Low Impact Management also applies to running technical projects. Micro-managing is a waste of time and energy, and drives developers to despair.
Introducing agile techniques such as pair programming and short iterations through example and opportunity, rather then by mandate and overbearing authority, ensures that developers feel comfortable picking up new techniques, and reduces the risk that they’ll feel pressure to perform.
Pressure is no bad thing, but as a manager you should ensure that your programmers work in a framework where a bit of pressure gains results, rather than simply increasing stress and fracturing the team. Developers tend to be the kind of people that perform well under stress, but they shouldn’t constantly be fighting agile build systems, or have new techniques forced upon them. Many agile consultancies see their ideas as the silver bullet that, once applied, makes any developer perform, and any project succeed.
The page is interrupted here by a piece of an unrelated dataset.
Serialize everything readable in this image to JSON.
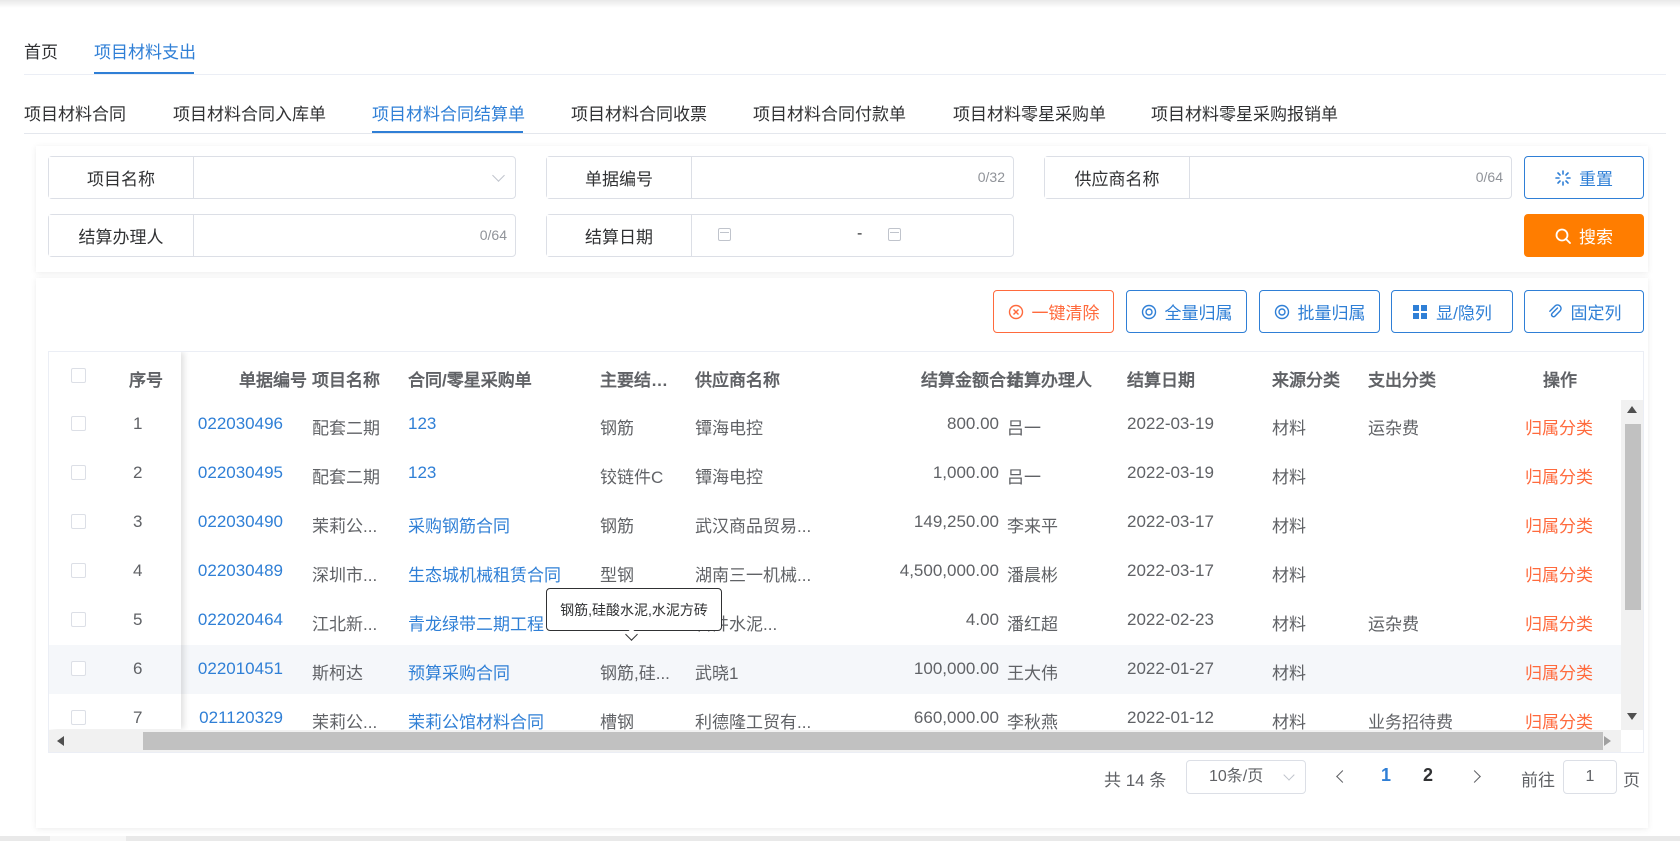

Those of us that have read the book know better.
Ten years ago, OO using Java was the silver bullet. Before that, CORBA ensured a strong revenue stream for technical consultants. What we have to learn is that there isn’t one practice that works 100% for every team, and that we need the wisdom to pick and choose from the best of the bunch. That’s where agile consultants can earn their bread – through advice rather than proscription. It’s Low Impact Management.